Entries from a dataset of interfaces:
● ● ● ● ● ● ●

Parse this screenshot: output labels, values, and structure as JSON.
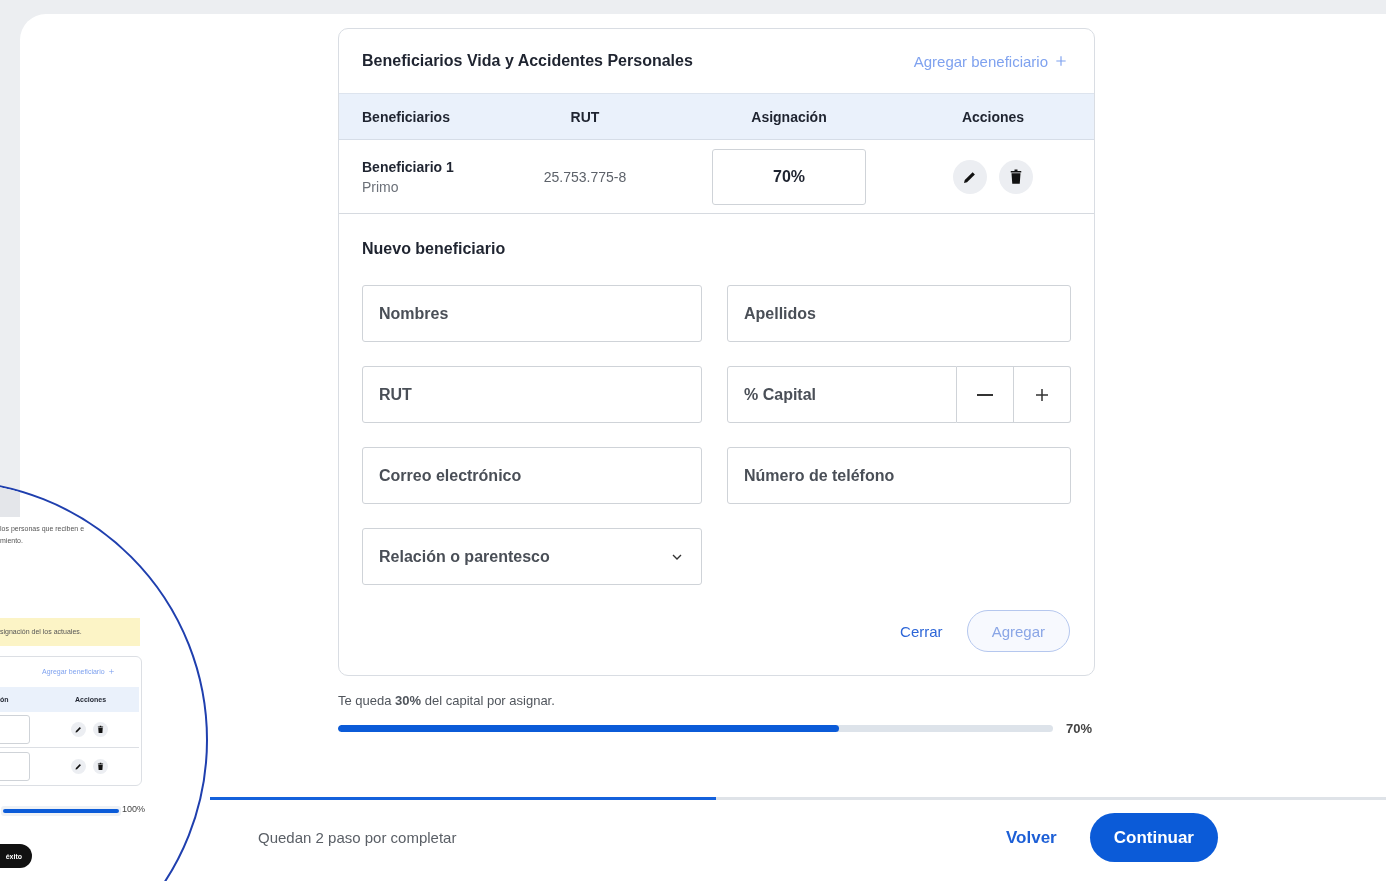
{
  "inset": {
    "description_lines": [
      "los personas que reciben e",
      "miento."
    ],
    "alert": "signación del los actuales.",
    "add_link": "Agregar beneficiario",
    "columns": [
      "ón",
      "Acciones"
    ],
    "progress": {
      "level": 1,
      "reading": "100%"
    },
    "button": "éxito"
  },
  "beneficiaries_card": {
    "title": "Beneficiarios Vida y Accidentes Personales",
    "add_link": "Agregar beneficiario",
    "columns": [
      "Beneficiarios",
      "RUT",
      "Asignación",
      "Acciones"
    ],
    "rows": [
      {
        "name": "Beneficiario 1",
        "relation": "Primo",
        "rut": "25.753.775-8",
        "allocation": "70%"
      }
    ]
  },
  "new_beneficiary": {
    "title": "Nuevo beneficiario",
    "fields": [
      {
        "kind": "text",
        "placeholder": "Nombres"
      },
      {
        "kind": "text",
        "placeholder": "Apellidos"
      },
      {
        "kind": "text",
        "placeholder": "RUT"
      },
      {
        "kind": "stepper",
        "placeholder": "% Capital"
      },
      {
        "kind": "text",
        "placeholder": "Correo electrónico"
      },
      {
        "kind": "text",
        "placeholder": "Número de teléfono"
      },
      {
        "kind": "select",
        "placeholder": "Relación o parentesco"
      }
    ],
    "buttons": [
      {
        "kind": "link",
        "label": "Cerrar",
        "disabled": false
      },
      {
        "kind": "outline",
        "label": "Agregar",
        "disabled": true
      }
    ]
  },
  "capital": {
    "message": "Te queda **30%** del capital por asignar.",
    "level": 0.7,
    "reading": "70%"
  },
  "steps": {
    "level": 0.43,
    "message": "Quedan 2 paso por completar",
    "back": "Volver",
    "continue": "Continuar"
  }
}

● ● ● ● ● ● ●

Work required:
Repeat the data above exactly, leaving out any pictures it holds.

Finished task:
Parse this screenshot: output labels, values, and structure as JSON.
{
  "inset": {
    "description_lines": [
      "los personas que reciben e",
      "miento."
    ],
    "alert": "signación del los actuales.",
    "add_link": "Agregar beneficiario",
    "columns": [
      "ón",
      "Acciones"
    ],
    "progress": {
      "level": 1,
      "reading": "100%"
    },
    "button": "éxito"
  },
  "beneficiaries_card": {
    "title": "Beneficiarios Vida y Accidentes Personales",
    "add_link": "Agregar beneficiario",
    "columns": [
      "Beneficiarios",
      "RUT",
      "Asignación",
      "Acciones"
    ],
    "rows": [
      {
        "name": "Beneficiario 1",
        "relation": "Primo",
        "rut": "25.753.775-8",
        "allocation": "70%"
      }
    ]
  },
  "new_beneficiary": {
    "title": "Nuevo beneficiario",
    "fields": [
      {
        "kind": "text",
        "placeholder": "Nombres"
      },
      {
        "kind": "text",
        "placeholder": "Apellidos"
      },
      {
        "kind": "text",
        "placeholder": "RUT"
      },
      {
        "kind": "stepper",
        "placeholder": "% Capital"
      },
      {
        "kind": "text",
        "placeholder": "Correo electrónico"
      },
      {
        "kind": "text",
        "placeholder": "Número de teléfono"
      },
      {
        "kind": "select",
        "placeholder": "Relación o parentesco"
      }
    ],
    "buttons": [
      {
        "kind": "link",
        "label": "Cerrar",
        "disabled": false
      },
      {
        "kind": "outline",
        "label": "Agregar",
        "disabled": true
      }
    ]
  },
  "capital": {
    "message": "Te queda **30%** del capital por asignar.",
    "level": 0.7,
    "reading": "70%"
  },
  "steps": {
    "level": 0.43,
    "message": "Quedan 2 paso por completar",
    "back": "Volver",
    "continue": "Continuar"
  }
}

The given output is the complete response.